It’s Iceland in 1828 and Agnes Megnusdottir has been sentenced to death for murder. At the time, Iceland was ruled by Denmark, so the sentence has to be confirmed by the King in Copenhagen. As there is no prison in Iceland it is decided that, while she waits for the King’s word, Agnes should live in one of the isolated farms in the north of the island, working as a servant for the family there.
This is the background to Hannah Kent’s extraordinary novel, Burial Rites.
Nothing much happens. Agnes turns out not to be the monster people expected. She discovers that some people treat her with unexpected kindness while others don’t. The long winter turns to summer and then the days get shorter again.
As Agnes learns to trust other people around her, we learn more of the murder and how Agnes got caught up with it, but while the people she is living alongside grow increasingly sympathetic, the machinery of justice grinds on. An axe is bought and there is a bureaucratic exchange of notes between Iceland and Copenhagen as to who should pay for it. Legal processes are completed. The execution day arrives.
That’s all. That such a slight storyline becomes such a gripping read is down to the smoothness of Hannah Kent’s writing, her ability to draw us into the characters so that we not only know them but care about them too, and the detail of everyday life on an Icelandic smallholding 200 years ago.

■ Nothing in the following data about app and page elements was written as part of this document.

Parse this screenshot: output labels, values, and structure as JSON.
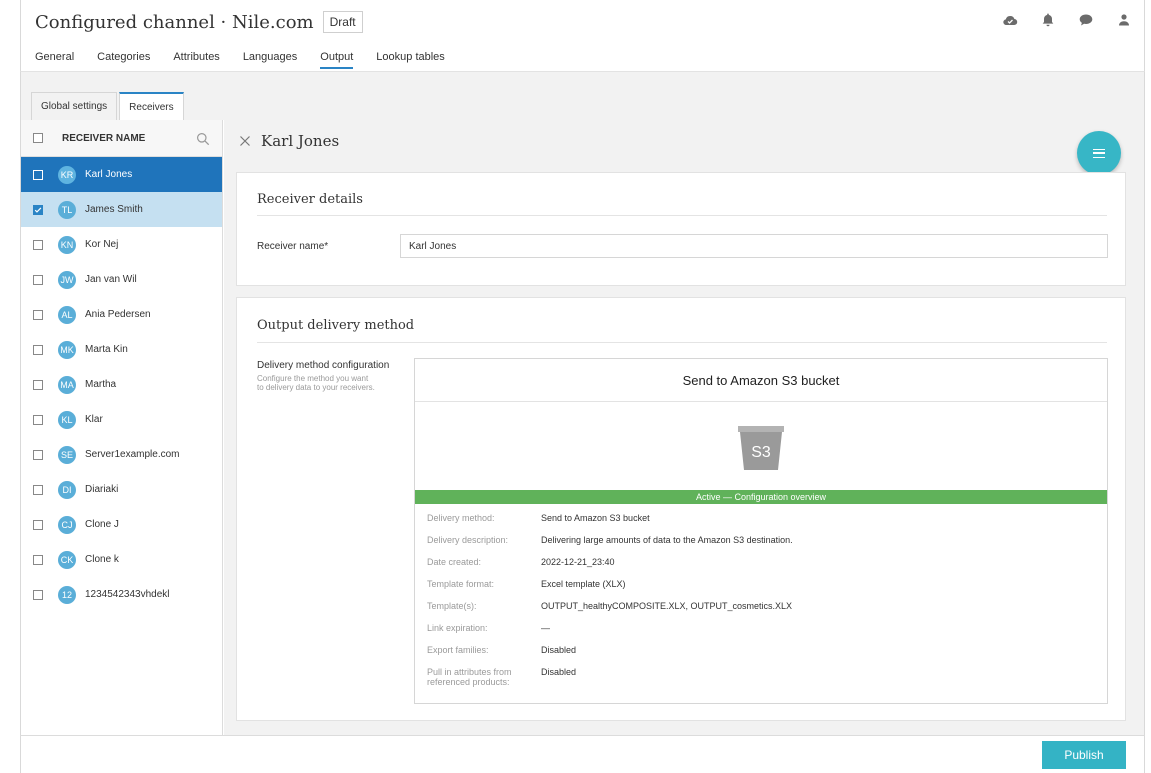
{
  "header": {
    "title": "Configured channel · Nile.com",
    "status_badge": "Draft",
    "icons": [
      "cloud-check-icon",
      "bell-icon",
      "chat-icon",
      "user-icon"
    ]
  },
  "nav_tabs": [
    "General",
    "Categories",
    "Attributes",
    "Languages",
    "Output",
    "Lookup tables"
  ],
  "active_nav_tab": "Output",
  "sub_tabs": [
    "Global settings",
    "Receivers"
  ],
  "active_sub_tab": "Receivers",
  "sidebar": {
    "column_header": "RECEIVER NAME",
    "items": [
      {
        "initials": "KR",
        "name": "Karl Jones",
        "state": "selected"
      },
      {
        "initials": "TL",
        "name": "James Smith",
        "state": "checked"
      },
      {
        "initials": "KN",
        "name": "Kor Nej",
        "state": ""
      },
      {
        "initials": "JW",
        "name": "Jan van Wil",
        "state": ""
      },
      {
        "initials": "AL",
        "name": "Ania Pedersen",
        "state": ""
      },
      {
        "initials": "MK",
        "name": "Marta Kin",
        "state": ""
      },
      {
        "initials": "MA",
        "name": "Martha",
        "state": ""
      },
      {
        "initials": "KL",
        "name": "Klar",
        "state": ""
      },
      {
        "initials": "SE",
        "name": "Server1example.com",
        "state": ""
      },
      {
        "initials": "DI",
        "name": "Diariaki",
        "state": ""
      },
      {
        "initials": "CJ",
        "name": "Clone J",
        "state": ""
      },
      {
        "initials": "CK",
        "name": "Clone k",
        "state": ""
      },
      {
        "initials": "12",
        "name": "1234542343vhdekl",
        "state": ""
      }
    ]
  },
  "main": {
    "title": "Karl Jones",
    "receiver_details": {
      "heading": "Receiver details",
      "field_label": "Receiver name*",
      "field_value": "Karl Jones"
    },
    "output_delivery": {
      "heading": "Output delivery method",
      "config_label": "Delivery method configuration",
      "config_help": "Configure the method you want to delivery data to your receivers.",
      "panel_title": "Send to Amazon S3 bucket",
      "bucket_label": "S3",
      "status": "Active — Configuration overview",
      "details": [
        {
          "key": "Delivery method:",
          "value": "Send to Amazon S3 bucket"
        },
        {
          "key": "Delivery description:",
          "value": "Delivering large amounts of data to the Amazon S3 destination."
        },
        {
          "key": "Date created:",
          "value": "2022-12-21_23:40"
        },
        {
          "key": "Template format:",
          "value": "Excel template (XLX)"
        },
        {
          "key": "Template(s):",
          "value": "OUTPUT_healthyCOMPOSITE.XLX, OUTPUT_cosmetics.XLX"
        },
        {
          "key": "Link expiration:",
          "value": "—"
        },
        {
          "key": "Export families:",
          "value": "Disabled"
        },
        {
          "key": "Pull in attributes from referenced products:",
          "value": "Disabled"
        }
      ]
    }
  },
  "footer": {
    "publish_label": "Publish"
  },
  "colors": {
    "accent": "#2a84c5",
    "selected_row": "#1f74bb",
    "checked_row": "#c5e0f1",
    "teal_button": "#34b3c5",
    "status_green": "#60b25a",
    "avatar": "#5aaed8"
  }
}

When I was reading, I found myself wondering how much of the story was true. It was only when I had finished that I read the acknowledgements and discovered just how much research had gone into it. The basic story, it turns out, is quite possibly true, although to this day there are differing views as to Agnes’s culpability. More importantly, Kent has done an enormous amount of research into life in this remote place so long ago. Historical novelists are always caught between the danger of not providing a textured background on the one hand and of overwhelming their readers with irrelevant detail on the other. Authors are always told that they should research in depth but wear that knowledge lightly when they write. Kent is a rare and splendid example of somebody who gets it just right. When I was reading I felt that the historical details didn’t matter. Kent painted a picture of people living a harsh life, in almost constant darkness for several months of the year, in farms so isolated that you could die just walking to a neighbour. The images are so vivid that you see that harsh landscape on the shores of a grey sea that might as well be the edge of the world. It was only when I finished that I realised that the tiny details – the herbs they used, the way they slaughtered the sheep, the fuel they burned (dried dung for heat, peat to bank the fire at night) – were what made the whole thing so real. And because we see the scene so clearly, so we come to understand the people shaped by this harsh landscape and we come to understand something of their hopes and fears and, to an extent to share them.
This is an astonishing book. Do read it.